For the past few months, I’ve been spending the bulk of my time job hunting and preparing to teach classes I ended up not actually teaching. In my spare time, though, I made a serious effort to get back into reading for pleasure, since it’s something I don’t do very often when I’m teaching. Something about starting at student essays for three hours just kills my desire to keep reading, even if it’s for fun. ;-)
After getting a library subscription, I discovered that our local library does digital books. It’s amazing because I don’t have to find a library that has the book I want, and the waiting list for digital books is a lot better than physical ones. Even though I had to wait almost a month for some of them, I had plenty to read and do while I waited. So without further ado, here’s what I’ve been reading lately!
1. How to Be Parisian Wherever You Are: Love, Style, and Bad Habits by Anne Berest, Audrey Diwan, Caroline de Maigret, and Sophie Mas

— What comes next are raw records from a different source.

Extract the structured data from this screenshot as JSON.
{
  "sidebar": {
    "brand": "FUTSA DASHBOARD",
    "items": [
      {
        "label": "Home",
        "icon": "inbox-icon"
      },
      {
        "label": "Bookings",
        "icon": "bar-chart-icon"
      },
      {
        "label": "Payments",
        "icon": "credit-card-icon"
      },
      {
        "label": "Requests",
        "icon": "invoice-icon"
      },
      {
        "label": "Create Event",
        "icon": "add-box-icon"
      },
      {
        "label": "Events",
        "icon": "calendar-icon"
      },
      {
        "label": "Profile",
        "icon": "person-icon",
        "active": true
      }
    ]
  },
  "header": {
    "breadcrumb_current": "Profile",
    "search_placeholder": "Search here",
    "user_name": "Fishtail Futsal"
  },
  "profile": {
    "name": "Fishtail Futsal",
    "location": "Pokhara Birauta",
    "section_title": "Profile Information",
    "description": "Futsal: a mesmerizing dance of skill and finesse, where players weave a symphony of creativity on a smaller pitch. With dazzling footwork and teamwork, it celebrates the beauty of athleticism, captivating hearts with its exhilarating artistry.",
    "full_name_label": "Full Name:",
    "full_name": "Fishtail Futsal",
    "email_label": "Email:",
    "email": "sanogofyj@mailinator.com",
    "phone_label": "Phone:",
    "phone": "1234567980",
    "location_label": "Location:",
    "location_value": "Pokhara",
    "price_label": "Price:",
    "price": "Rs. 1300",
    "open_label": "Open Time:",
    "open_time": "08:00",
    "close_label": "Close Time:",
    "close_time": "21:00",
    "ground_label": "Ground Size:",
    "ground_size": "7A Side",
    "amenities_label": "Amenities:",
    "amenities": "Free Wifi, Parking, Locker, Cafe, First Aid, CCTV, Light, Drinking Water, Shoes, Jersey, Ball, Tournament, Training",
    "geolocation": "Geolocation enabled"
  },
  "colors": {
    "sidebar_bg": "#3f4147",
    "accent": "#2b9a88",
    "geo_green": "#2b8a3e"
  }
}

This book was such a fun read! It was part guidebook, part picture book – which is great if you’re not up for a serious read. I enjoyed reading about fashion, food, parenting, love, and life from four different Parisian women. It’s definitely a book I will buy in the future, if only for the wonderful photos and graphics throughout. Highly recommended if you’re as obsessed with Paris as I am.
2. Parisian Chic: A Style Guide by Ines de la Fressange
The only physical book I could get my hands on was this one, and it was well worth waiting a few days for it to get shipped in from a different library! This is another book I will definitely buy for my collection someday, and the book itself is about as chic as the advice within it! This is also a mix of amazing photos, quirky illustrations from Ines de la Fressange, and amazing advice. It’s like having a much cooler older sister or aunt giving you advice. She’s honest, but keeps most of her advice pretty universal and basic. There is also an entire section devoted to her favorite shops (many of which are online now), which reads like a secret guide for where the real Parisiennes go! She also has a YouTube series she did with Roger Vivier, where she shows us around many of the stores mentioned in the book (if you can handle subtitles). I enjoy watching them because it reminds me that I should get back into practice with my French skills (and that I can understand her more than I thought). Also highly recommended for the French-obsessed, and for the discerning shopper.
3. #GIRLBOSS by Sophie Amoruso
Okay, so I’m going to admit this right off the bat – I didn’t finish this book. I think I made it about halfway through before moving on to something else. Part of this might have been because we moved in the middle of me reading it, but honestly, it wasn’t for me. I’ve been hearing great things about this book from just about everyone I talk to or read about online. At the beginning, it seemed like a great story from a woman who is about my age, and who came up during a time when a “traditional” career path no longer existed for many people who couldn’t afford (or didn’t want to go to) college. She made her own way in spite of not having the right education or trust fund parents – and that’s something many people my age can relate to.
However, I think this book is better suited to women about a decade younger than me – for me, it was a bit “yeah, yeah, I’ve heard all this before.” I would highly recommend this book to anyone who is just graduating from high school or college, as a nice reminder that the paths they are about to take don’t have to be boring and traditional ones. Since we’re getting to that time of year, I’d totally give this as a graduation present. Sure, Amoruso’s career is obviously more the exception than the norm, but her sentiment is still great for young women to hear. I just think it fell on deaf ears in my case. I might try to pick it up and finish it this week, if I can renew it online.
4. Yes Please by Amy Poehler
This is the most recent book I’ve read, and I think I blew through it in only a few days. I know, I probably could have read the whole thing in one evening, but I have a husband who thinks my reading alone for hours on end is offensive and weird. Someday I’ll work on getting him over that, but until then, I’m lucky if I can swing an hour alone at a time. ;-)
Anyway, this book was a great read! In the past, I’ve enjoyed reading books from Tina Fey, Mindy Kaling, and Chelsea Handler, so I knew this would be right in my wheel-house. Sure, Poehler’s funny and all, but this book is also a great reminder that as women we have help each other out in rough times. Her message is very much that of a normal woman, raising two kids while trying to juggle her career, friendships, love, and happiness. At a somewhat turbulent time in my life, it was great to hear from someone else who has also been through rough times and gotten through it (she wrote the book while in the middle of her divorce from Will Arnett). Though I don’t think this book would work for the #GIRLBOSS crowd, it would make a great gift for someone more my own age or older – especially those who also juggle the million things most women do. Her mantra of “Good for you, not for me” is one I think most women can relate to and should hear more often.
I’ve had a lot of fun getting back into the habit of reading again, and can’t wait to start a new book (though I have no idea which one).
If you have any suggestions, I’d totally appreciate you leaving it in the comments!